Written with both scientific rigor and compassion, Understanding Antidepressants is a useful guide for anyone suffering from depression, as well as their families. It is written broadly enough to be a helpful introduction for students and trainees, and mental health workers with non-technical backgrounds who wish to learn more about these commonly used medications.
What Readers Are Saying:
“I am a practicing psychiatrist and am pleased that this book has been written and is available to the patient audience. In this publication, an important gap in knowledge between the prescribing physician and the patient struggling with depression is masterfully addressed. Knowledge by the patient about what antidepressants are and how these important medications work is a necessary step to successful treatment.
Rudyard Kipling once wrote “Words are, of course, the most powerful drug used by mankind”. Unfortunately, in the time-limited sessions between patients and psychiatrists today there is little opportunity for words and understanding between the patient and doctor. What was once a therapeutic relationship has become a 15 minute (or less) encounter. I am hopeful that this excellent book might improve this situation and lead to better health. If it were possible, I would hope every patient prescribed an antidepressant for whatever reason would have the opportunity to read Dr. Mendelson’s book.” – Steven P James, MD
“Dr. Mendelson rightly points out that millions of Americans regularly take antidepressants, some for years or even decades. Sadly, the majority of consumers and probably many prescribers have minimal knowledge about these drugs. This book is for anyone who has been prescribed a drug for depression. It’s written so patients can understand the reasons antidepressants work and what to do if the response not optimal. While the book is not specifically targeted at healthcare providers it contains information that nurses, physician assistants and primary care physicians will find useful.” – Russell, Amazon Reviewer

Wallace MendelsonAbout the Author:
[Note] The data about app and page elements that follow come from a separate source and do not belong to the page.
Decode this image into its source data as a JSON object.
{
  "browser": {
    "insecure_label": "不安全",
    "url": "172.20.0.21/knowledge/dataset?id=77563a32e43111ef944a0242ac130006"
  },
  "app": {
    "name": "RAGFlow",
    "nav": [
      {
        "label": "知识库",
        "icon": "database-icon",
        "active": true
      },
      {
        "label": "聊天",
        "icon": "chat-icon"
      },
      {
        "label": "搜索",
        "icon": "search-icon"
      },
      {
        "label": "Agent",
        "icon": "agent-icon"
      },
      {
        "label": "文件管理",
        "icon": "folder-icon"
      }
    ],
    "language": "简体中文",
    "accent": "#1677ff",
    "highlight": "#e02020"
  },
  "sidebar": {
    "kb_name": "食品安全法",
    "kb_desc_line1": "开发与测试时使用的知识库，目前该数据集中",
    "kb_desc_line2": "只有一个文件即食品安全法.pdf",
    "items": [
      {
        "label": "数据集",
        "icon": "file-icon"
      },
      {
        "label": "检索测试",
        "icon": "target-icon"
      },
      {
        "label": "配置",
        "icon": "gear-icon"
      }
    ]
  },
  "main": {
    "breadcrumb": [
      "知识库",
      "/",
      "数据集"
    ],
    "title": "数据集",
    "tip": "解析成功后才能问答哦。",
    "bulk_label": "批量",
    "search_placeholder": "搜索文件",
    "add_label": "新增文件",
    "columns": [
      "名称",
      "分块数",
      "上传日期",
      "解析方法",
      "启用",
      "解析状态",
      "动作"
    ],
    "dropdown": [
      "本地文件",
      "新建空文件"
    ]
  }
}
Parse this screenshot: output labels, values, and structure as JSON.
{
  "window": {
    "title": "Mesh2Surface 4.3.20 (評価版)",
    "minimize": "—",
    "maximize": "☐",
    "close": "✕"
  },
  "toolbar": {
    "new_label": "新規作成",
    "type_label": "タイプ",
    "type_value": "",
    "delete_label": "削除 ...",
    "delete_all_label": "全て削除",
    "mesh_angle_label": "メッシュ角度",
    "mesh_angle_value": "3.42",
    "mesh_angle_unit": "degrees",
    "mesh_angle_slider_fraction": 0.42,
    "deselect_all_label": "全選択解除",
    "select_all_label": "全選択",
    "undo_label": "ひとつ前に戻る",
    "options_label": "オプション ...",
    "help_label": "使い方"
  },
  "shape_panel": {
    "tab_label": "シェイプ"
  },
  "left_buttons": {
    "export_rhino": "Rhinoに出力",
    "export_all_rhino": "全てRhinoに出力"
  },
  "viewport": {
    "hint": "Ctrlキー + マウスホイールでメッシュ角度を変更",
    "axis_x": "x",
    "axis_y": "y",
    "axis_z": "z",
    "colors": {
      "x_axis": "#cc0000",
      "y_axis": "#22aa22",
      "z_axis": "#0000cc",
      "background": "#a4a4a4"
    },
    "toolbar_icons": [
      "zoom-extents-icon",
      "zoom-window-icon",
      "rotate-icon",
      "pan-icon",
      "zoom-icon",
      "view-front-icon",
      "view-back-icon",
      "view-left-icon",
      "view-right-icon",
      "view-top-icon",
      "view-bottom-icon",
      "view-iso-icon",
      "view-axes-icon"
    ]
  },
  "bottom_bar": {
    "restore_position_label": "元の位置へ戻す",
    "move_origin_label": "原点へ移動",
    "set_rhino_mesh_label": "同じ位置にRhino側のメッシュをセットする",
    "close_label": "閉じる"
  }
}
Wallace B. Mendelson MD is a Professor of Psychiatry and Clinical Pharmacology at the University of Chicago (ret), and a Distinguished Fellow of the American Psychiatric Association. He has written several books and numerous scientific papers, primarily in the fields of psychopharmacology and sleep medicine. To learn more, go to  https://www.zhibit.org/WallaceMendelson